On Monday, two dozen United States veterans representing several branches of the military headed into a classroom at Joel Barlow High School. They had been invited to share their experiences with a generation far removed from theirs, teenagers whose views of war are strongly influenced by entertainment media, not first-person accounts.
The veterans were welcomed at a breakfast, and then guided into a series of small group sessions with the students. Midday they were honored together at a formal ceremony, and were served lunch as the finale to the event.
The annual Veterans Day commemoration at Joel Barlow is organized by faculty member Jordan Pinsky. Asked about the importance of the event, he said, “We offer our gratitude for past service and our admiration for the veterans’ continued willingness to serve by coming in today to share their stories with students and faculty and to inspire us to realize even better visions of ourselves and our world.”
At one of the small sessions, Purple Heart recipient Richard Jaccarino shared, in vivid detail, his experiences in one of the four divisions of the U.S. 10th Army which fought in the Battle of Okinawa. He was 18 years old; the 82-day-long battle resulted in the highest number of casualties in the Pacific Theater during World War II.
Mr. Jaccarino calmly described kamikaze attacks and the grenade that almost killed him (he still has shrapnel in his leg), but recounted lighthearted moments as well — about the fellow who had latrine duty.
Later, at the formal ceremony, Mr. Pinsky addressed the veterans, faculty and students. “Today is a national holiday that encourages us to reflect, to think about and honor the service of our veterans. I am grateful for this holiday. It reminds me that America is not a fait accompli. Our ideals and our vision of the United States must be realized through action. History clearly demonstrates that the survival and flourishing of civilization is never guaranteed. Success demands wisdom and action.

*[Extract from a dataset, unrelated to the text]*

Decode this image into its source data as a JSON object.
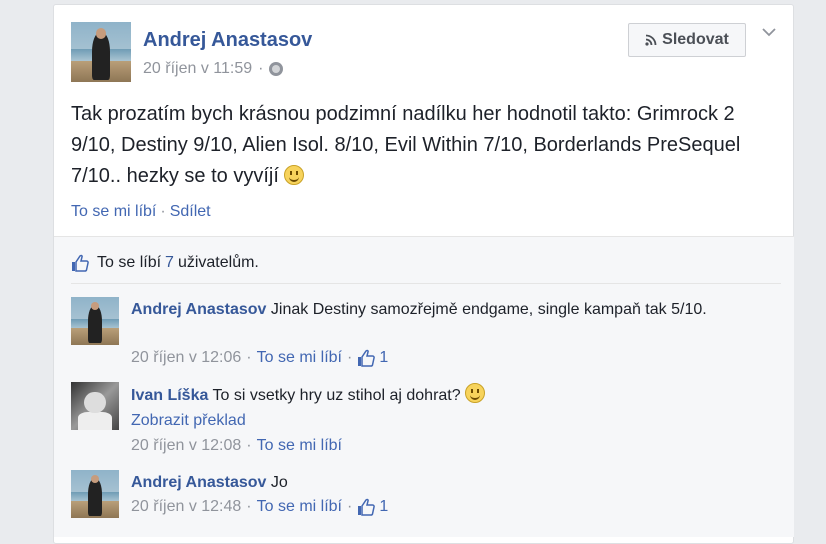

“Our presence here today, our shared efforts and activities represent our collective statement about what we believe. Our actions claim we should value service and sacrifice to something larger than oneself. Our actions, the actions of every person in the room today, serve to help define our community, our country, and our world.”